◆ **Exercise goal**
Report the tally of lines featuring the word "Music" in the entries below, without anything else.

◆ **Supplied information**
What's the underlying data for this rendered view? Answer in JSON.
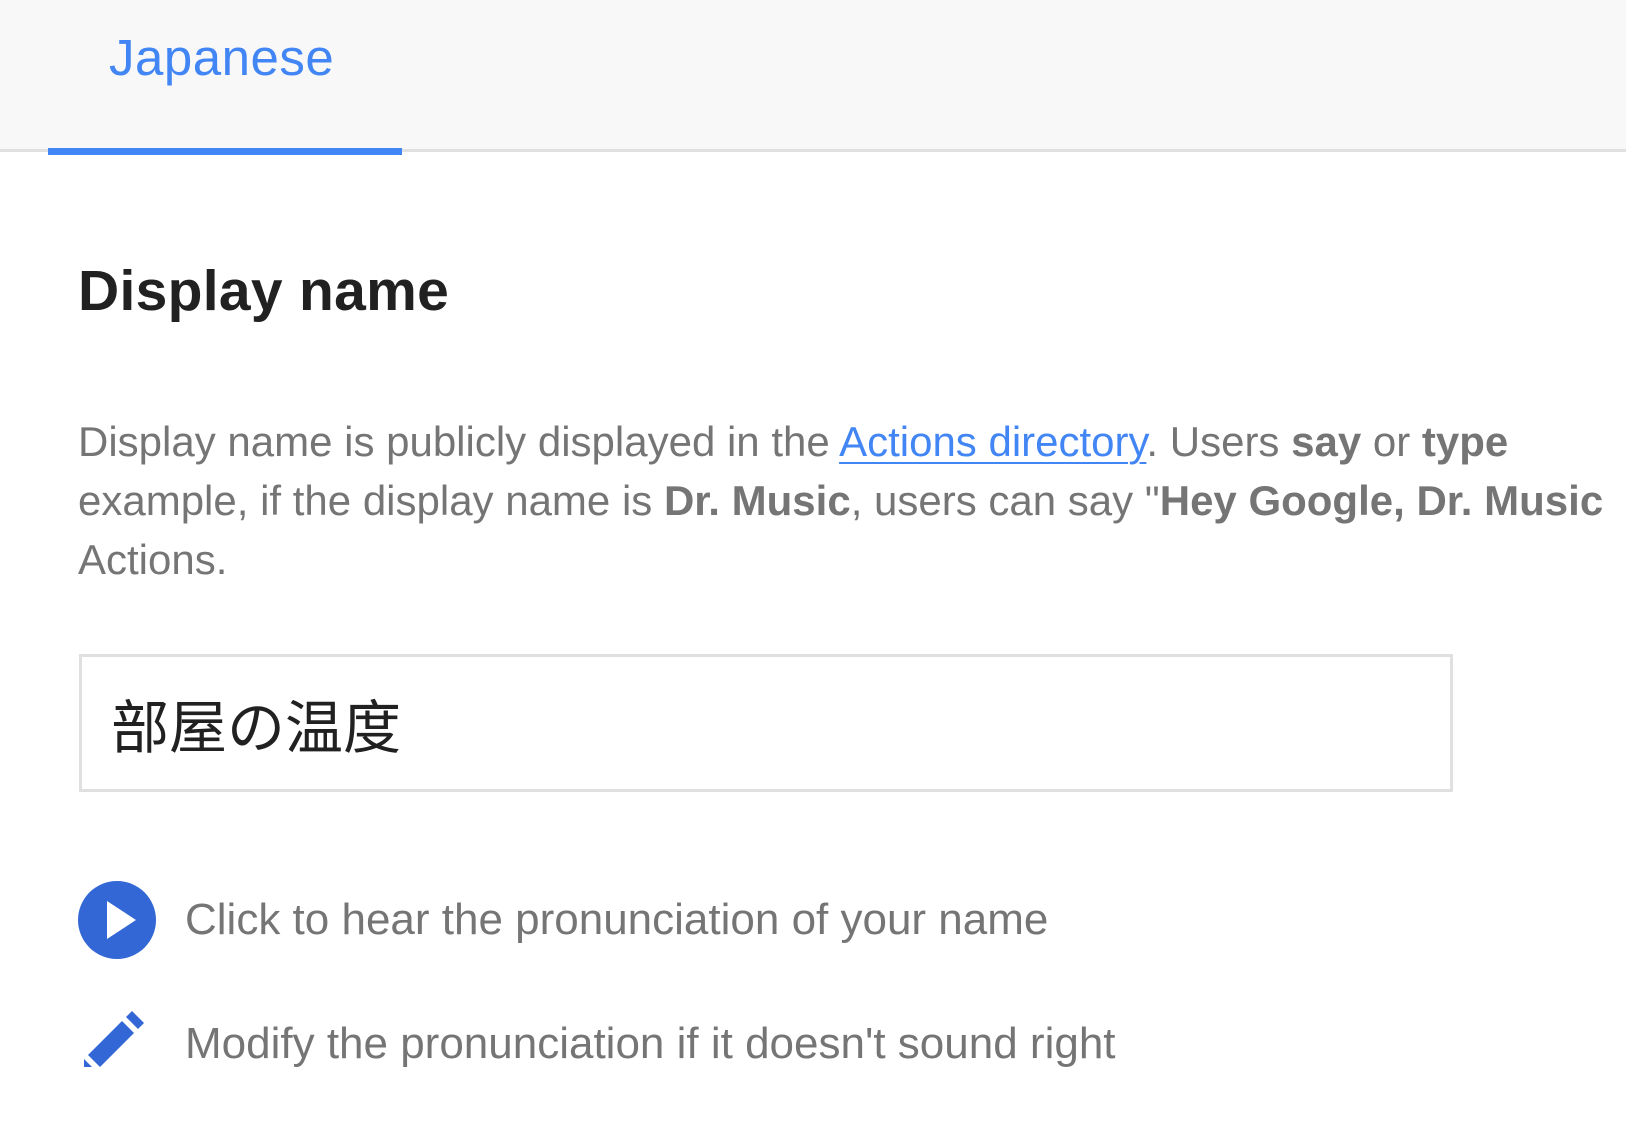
{
  "tabs": {
    "active_label": "Japanese"
  },
  "section": {
    "title": "Display name"
  },
  "description": {
    "line1_part1": "Display name is publicly displayed in the ",
    "line1_link": "Actions directory",
    "line1_part2": ". Users ",
    "line1_say": "say",
    "line1_part3": " or ",
    "line1_type": "type",
    "line2_part1": "example, if the display name is ",
    "line2_name": "Dr. Music",
    "line2_part2": ", users can say \"",
    "line2_phrase": "Hey Google, Dr. Music",
    "line3": "Actions."
  },
  "name_field": {
    "value": "部屋の温度"
  },
  "actions": {
    "play_label": "Click to hear the pronunciation of your name",
    "modify_label": "Modify the pronunciation if it doesn't sound right"
  },
  "colors": {
    "accent": "#4285f4",
    "play_button": "#3367d6",
    "text_primary": "#212121",
    "text_secondary": "#757575"
  },
  "icons": {
    "play": "play-icon",
    "edit": "pencil-icon"
  }
}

◆ **Solution for this task**
2